But there is a further sense of near-frivolity, in some of the images, that is refreshing. A disembodied hand balances a disembodied brain on one finger, like a Covent Garden plate-spinner or a pizza chef twirling dough, while a chorus line of sperm-like Oscillating Interneurons undulate as if choreographed by some microscopic Busby Berkeley. Frenetic scored marks, derived from arteries, veins, shunts and catheters, evolve into flower shapes, amoebic forms, and graffiti that strive to tell us something in a language that the writer is only partly fluent in, and that is foreign but attractive to us. Abstract smears of aquatint evoke the Milky Way, swarms of fireflies, or imagined creatures.
The potential sombreness of – largely – monochrome imagery, made in an antique process carrying centuries of import and precedent, is enlivened by a sense of discovery that celebrates the joys of thinking, feeling, working and sharing, and that is unusual in a period of irony and materialism within the arts.
Looking back once more, such ‘playfulness’ is not so surprising. Those involved with the visual exploration of the body have often imported a sense of embellishment and decoration into their images. Renaissance and Enlightenment dissection figures gesture heroically or camply in what must be malodorous Elysian Fields, sporting their skins like togas or peeling them back with optimistic coquettishness. The flawless anatomical figures of the 17th and 18th centuries present us with pearl tears on luscious, even eroticised wax ‘skin’, intended to make inner truths more palatable, or more shocking. Ruysch’s preserved embryos sport natty lace collars, bracelets and anklets, while Honoré Fragonard’s caper skittishly for eternity in his biblical tableaux.
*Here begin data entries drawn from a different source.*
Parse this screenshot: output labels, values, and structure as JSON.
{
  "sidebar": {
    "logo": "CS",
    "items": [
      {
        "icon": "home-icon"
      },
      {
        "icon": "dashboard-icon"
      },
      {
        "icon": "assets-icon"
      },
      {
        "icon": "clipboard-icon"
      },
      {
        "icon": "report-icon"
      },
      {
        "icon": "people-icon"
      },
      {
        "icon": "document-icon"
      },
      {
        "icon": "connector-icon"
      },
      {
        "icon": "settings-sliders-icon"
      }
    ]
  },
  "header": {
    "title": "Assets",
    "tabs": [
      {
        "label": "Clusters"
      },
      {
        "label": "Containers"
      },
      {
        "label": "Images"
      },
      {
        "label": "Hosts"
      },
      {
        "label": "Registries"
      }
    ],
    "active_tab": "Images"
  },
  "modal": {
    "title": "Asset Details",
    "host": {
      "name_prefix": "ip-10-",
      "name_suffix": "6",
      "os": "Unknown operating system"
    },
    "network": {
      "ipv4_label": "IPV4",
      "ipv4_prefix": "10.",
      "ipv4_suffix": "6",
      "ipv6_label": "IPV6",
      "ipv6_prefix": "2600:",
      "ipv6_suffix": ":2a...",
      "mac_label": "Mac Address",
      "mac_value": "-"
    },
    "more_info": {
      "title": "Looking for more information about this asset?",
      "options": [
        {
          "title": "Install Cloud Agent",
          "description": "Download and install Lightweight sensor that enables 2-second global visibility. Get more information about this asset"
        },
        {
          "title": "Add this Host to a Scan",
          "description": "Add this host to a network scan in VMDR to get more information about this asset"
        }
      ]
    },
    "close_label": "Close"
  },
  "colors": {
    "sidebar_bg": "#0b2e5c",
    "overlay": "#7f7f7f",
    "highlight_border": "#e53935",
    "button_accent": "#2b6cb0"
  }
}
Such embellishment conveys a loaded, even perverse mood in the face of death, but Aldworth’s interest lies in vivacity, not in morbidity. Her work is rooted in observing and drawing a process of healing, rather than post-mortem dissection. Though a sense of seriousness is rightly present, and though we know that those attempts at healing might fail, a more positive atmosphere pervades things. The making of the work is part and parcel of present, shared existence; something to be relished, questioned and understood (as far as is possible). This is a process that engages intuition as much as intellect; the fact that the ‘understanding’ will, probably, always remain partial does not discount the value of the enquiry. We see here, not a dressing-up of unpalatable mortality, but a response to the complex mysteries of living within this astonishing little ‘one-person vessel’.
In an earlier essay on Aldworth’s work, Paul Broks wrote: ‘The mission of science is to dispel the paradox (inherent in the ‘mind / body problem); Aldworth celebrates it’. In doing so, she contributes to a current body of research and knowledge that needs its subjective aspects alongside the empirical: scientists of all stripes acknowledge this. She combines a genuine humanism with a liberated response to those mysteries that a more commonplace religious response reduces to stale formulae. There are, thankfully, no ‘certainties’ in her art, save for the fact that she is here, doing it, now, and we are here to respond to it.
Robert Mason, is an artist and writer, and was Senior Lecturer, Norwich University of the Arts 1990-2013.